++++ Input ++++

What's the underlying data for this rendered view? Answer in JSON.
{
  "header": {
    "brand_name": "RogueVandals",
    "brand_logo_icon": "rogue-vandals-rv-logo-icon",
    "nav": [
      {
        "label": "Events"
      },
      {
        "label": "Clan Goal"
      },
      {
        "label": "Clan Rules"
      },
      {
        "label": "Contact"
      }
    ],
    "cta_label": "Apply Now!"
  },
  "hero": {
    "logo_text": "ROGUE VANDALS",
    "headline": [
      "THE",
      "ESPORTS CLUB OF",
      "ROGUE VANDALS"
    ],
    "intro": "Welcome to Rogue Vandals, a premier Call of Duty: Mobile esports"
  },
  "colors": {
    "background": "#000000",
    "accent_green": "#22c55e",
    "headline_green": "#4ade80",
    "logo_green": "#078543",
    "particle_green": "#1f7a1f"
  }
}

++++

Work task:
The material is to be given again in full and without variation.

Result of this task:
What's the underlying data for this rendered view? Answer in JSON.
{
  "header": {
    "brand_name": "RogueVandals",
    "brand_logo_icon": "rogue-vandals-rv-logo-icon",
    "nav": [
      {
        "label": "Events"
      },
      {
        "label": "Clan Goal"
      },
      {
        "label": "Clan Rules"
      },
      {
        "label": "Contact"
      }
    ],
    "cta_label": "Apply Now!"
  },
  "hero": {
    "logo_text": "ROGUE VANDALS",
    "headline": [
      "THE",
      "ESPORTS CLUB OF",
      "ROGUE VANDALS"
    ],
    "intro": "Welcome to Rogue Vandals, a premier Call of Duty: Mobile esports"
  },
  "colors": {
    "background": "#000000",
    "accent_green": "#22c55e",
    "headline_green": "#4ade80",
    "logo_green": "#078543",
    "particle_green": "#1f7a1f"
  }
}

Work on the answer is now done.